Now remember 1996. Bob Dole ran as a card-carrying member of the World War II, GI generation — later memorialized by Tom Brokaw’s best-selling books. Again, the Republicans showered Clinton over his marital infidelities, and railed on over the character issue. But it didn’t work. Dole had a tax-cut plan that no one believed because he himself had a three-decade record of raising taxes. Not even Jack Kemp, who was a very popular figure, could inoculate Dole over his lack of an economic growth vision. So Clinton again won easily.
As I listened to the Cheney and Bush speeches last week, these thoughts were rattling around my head. If the GOP tries to make character an issue once again, they might just snatch defeat from the jaws of victory. The basic point here is that George W. can win big as long as he remains focused on the key issues. Bush has the best policy-message content of any Republican since Reagan in 1980. Marginal tax-rate reduction, personal accounts for Social Security, vouchers and school choice for education, pro-market health care competition and choice, faith and family, and rebuilding America’s defense — these are solid issues that are not only polling well, they are being well explained and communicated to the public.
Just as Reagan did, Bush is taking risks with his policies. And it is exactly those risks that the Internet-economy, technology-generation, investor-class public admires.
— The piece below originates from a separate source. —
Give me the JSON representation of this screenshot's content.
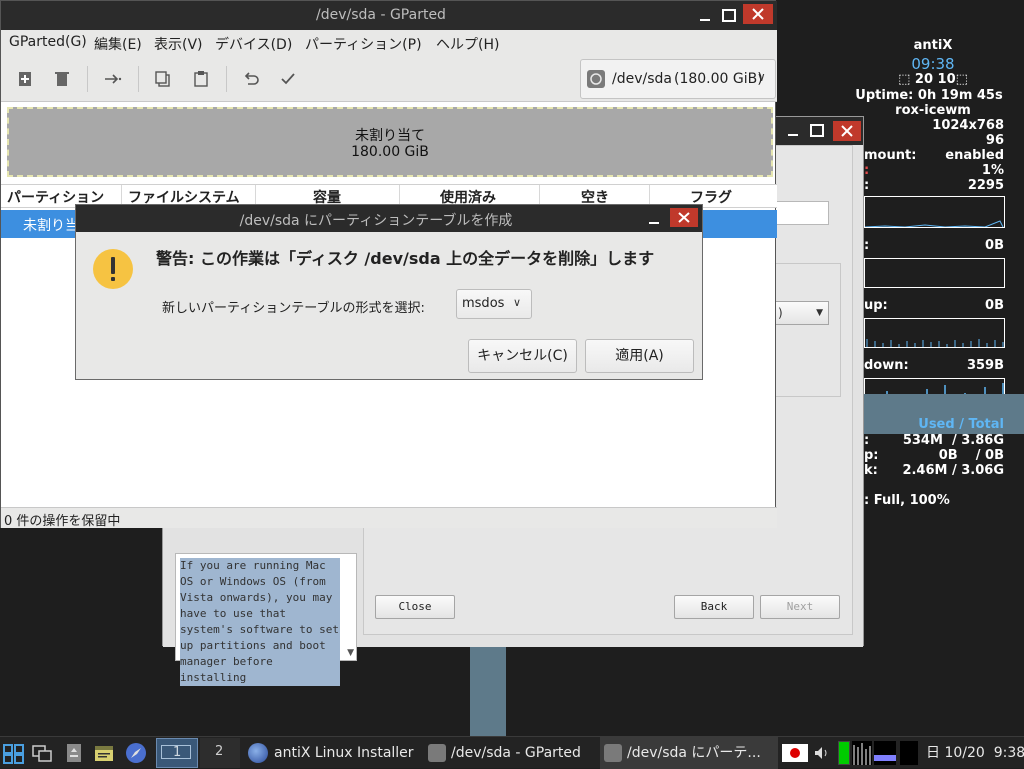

I think the reason Bush is still ahead in the polls is because right after the convention he went barnstorming with Dick Cheney on a railroad whistle-stop tour in the Midwest that stayed on message. This is exactly the right stuff.
Al Gore just doesn’t get it as he trashes tax cuts for the rich, blasts big business, and defends the status-quo, teacher’s-union monopoly of public education. And even Joe Lieberman has already backpedaled away from education, vouchers, and personal retirement accounts — therefore suggesting that while, yes, he’s an upstanding moral citizen, he is starting to sound like a typical Northeastern Democratic liberal.
Bush will have more work to do as the Democratic convention gets ready to attack him on his tax-cuts and his private investment accounts for Social Security. And, of course, Gore will have a lot to say about the economic prosperity. But Karl Rove and Co. are already making the necessary preparations. They have contacted Jack Kemp to head up a committee of famous economists — including Nobelists Robert Mundell and Milton Friedman — to defend Bush’s policies.
In recent months, Bush himself has been rehearsing for the campaign debates, with New Hampshire Sen. Judd Gregg as a stand-in for Gore. All this is good.
So I remain optimistic about W.’s election prospects. But the very key point is that whatever the media may say, presidential elections are big-picture affairs that compare and contrast the vision of the combatants. It’s not about process, or who has the better advance teams, or speaking styles, or charisma, or debating points, or — usually — even character, it’s about economic- and foreign-policy vision for America’s future. Reagan had the right vision in 1980, and that’s why he won. Bush has the right vision in 2000 — and if he sticks with it, that’s why he will win too.